- WHAT NEEDS TO BE DONE
The lines you need are those holding the word "circle"; pull them from the material.

- DATA SECTION

*****

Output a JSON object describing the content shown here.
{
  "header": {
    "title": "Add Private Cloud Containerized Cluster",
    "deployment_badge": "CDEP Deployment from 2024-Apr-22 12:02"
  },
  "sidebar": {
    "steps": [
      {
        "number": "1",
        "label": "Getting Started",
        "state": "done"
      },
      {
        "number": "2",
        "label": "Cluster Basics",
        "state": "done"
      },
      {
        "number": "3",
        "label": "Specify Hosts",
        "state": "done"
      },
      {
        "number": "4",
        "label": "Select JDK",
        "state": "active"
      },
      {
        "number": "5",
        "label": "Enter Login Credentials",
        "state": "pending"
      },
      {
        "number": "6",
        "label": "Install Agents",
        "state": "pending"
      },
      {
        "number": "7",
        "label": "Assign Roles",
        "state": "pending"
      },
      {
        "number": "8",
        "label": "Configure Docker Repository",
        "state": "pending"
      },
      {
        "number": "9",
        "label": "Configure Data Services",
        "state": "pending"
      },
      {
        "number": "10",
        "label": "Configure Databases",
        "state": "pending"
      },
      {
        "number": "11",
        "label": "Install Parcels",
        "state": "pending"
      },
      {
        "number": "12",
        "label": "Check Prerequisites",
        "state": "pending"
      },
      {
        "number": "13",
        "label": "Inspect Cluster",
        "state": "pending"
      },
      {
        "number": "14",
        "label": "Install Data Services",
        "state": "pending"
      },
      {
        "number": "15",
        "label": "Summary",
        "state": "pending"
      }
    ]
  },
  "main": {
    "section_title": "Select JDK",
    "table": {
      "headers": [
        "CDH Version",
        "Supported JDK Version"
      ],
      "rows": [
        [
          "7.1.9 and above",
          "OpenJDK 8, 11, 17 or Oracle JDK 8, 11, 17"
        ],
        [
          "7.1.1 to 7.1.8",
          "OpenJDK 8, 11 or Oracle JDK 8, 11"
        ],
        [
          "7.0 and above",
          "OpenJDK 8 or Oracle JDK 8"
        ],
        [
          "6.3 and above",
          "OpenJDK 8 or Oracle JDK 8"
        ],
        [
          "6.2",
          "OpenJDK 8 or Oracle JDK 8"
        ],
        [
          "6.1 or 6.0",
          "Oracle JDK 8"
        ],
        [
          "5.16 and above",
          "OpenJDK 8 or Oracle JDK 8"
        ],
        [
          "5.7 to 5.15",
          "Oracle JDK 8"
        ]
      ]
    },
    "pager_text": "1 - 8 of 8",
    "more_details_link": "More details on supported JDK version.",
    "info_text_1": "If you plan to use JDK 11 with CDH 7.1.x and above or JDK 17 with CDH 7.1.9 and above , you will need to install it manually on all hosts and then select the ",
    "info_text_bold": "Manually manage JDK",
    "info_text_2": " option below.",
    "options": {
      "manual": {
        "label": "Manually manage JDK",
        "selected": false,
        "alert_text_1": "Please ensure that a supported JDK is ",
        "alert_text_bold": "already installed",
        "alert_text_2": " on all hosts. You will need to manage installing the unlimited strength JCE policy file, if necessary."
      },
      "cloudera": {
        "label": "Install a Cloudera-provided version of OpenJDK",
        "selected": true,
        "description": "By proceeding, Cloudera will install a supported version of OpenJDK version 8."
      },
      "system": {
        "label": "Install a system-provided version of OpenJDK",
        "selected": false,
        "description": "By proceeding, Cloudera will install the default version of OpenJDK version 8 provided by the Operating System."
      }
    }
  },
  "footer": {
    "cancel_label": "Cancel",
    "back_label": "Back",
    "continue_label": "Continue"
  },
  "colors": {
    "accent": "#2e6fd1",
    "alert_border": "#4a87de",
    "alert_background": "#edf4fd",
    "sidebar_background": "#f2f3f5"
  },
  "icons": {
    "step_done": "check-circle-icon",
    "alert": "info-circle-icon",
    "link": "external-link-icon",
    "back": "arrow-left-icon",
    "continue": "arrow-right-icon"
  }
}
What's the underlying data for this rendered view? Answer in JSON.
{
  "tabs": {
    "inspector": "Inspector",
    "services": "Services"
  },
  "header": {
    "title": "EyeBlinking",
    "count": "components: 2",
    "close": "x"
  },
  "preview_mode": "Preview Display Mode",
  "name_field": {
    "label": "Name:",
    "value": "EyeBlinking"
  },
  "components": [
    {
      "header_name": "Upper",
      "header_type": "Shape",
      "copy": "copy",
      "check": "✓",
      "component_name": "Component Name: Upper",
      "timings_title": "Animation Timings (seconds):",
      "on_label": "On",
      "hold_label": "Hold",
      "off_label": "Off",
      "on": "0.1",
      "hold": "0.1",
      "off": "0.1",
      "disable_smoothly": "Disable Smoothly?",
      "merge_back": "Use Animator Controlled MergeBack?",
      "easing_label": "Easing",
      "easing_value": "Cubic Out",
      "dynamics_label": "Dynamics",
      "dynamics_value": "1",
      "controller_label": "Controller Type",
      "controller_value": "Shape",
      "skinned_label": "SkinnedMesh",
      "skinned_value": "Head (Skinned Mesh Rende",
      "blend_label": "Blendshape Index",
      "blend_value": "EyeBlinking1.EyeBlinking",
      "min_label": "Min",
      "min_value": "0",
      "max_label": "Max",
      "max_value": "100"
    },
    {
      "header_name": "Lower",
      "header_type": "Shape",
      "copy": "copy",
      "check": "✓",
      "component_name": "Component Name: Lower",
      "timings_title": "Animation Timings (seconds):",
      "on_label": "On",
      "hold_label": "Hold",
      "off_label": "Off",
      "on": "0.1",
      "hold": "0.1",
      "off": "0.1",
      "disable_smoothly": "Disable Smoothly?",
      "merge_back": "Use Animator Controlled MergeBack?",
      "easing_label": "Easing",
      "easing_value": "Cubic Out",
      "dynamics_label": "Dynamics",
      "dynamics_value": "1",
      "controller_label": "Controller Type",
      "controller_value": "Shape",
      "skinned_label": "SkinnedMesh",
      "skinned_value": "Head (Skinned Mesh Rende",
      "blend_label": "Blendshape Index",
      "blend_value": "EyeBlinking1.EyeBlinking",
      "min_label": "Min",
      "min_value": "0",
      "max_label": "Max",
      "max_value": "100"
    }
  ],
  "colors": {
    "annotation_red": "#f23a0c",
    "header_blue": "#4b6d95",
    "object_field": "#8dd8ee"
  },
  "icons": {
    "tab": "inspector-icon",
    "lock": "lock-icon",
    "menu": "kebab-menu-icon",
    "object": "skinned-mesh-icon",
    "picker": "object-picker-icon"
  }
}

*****

- FINISHED TASK
    "step_done": "check-circle-icon",
    "alert": "info-circle-icon",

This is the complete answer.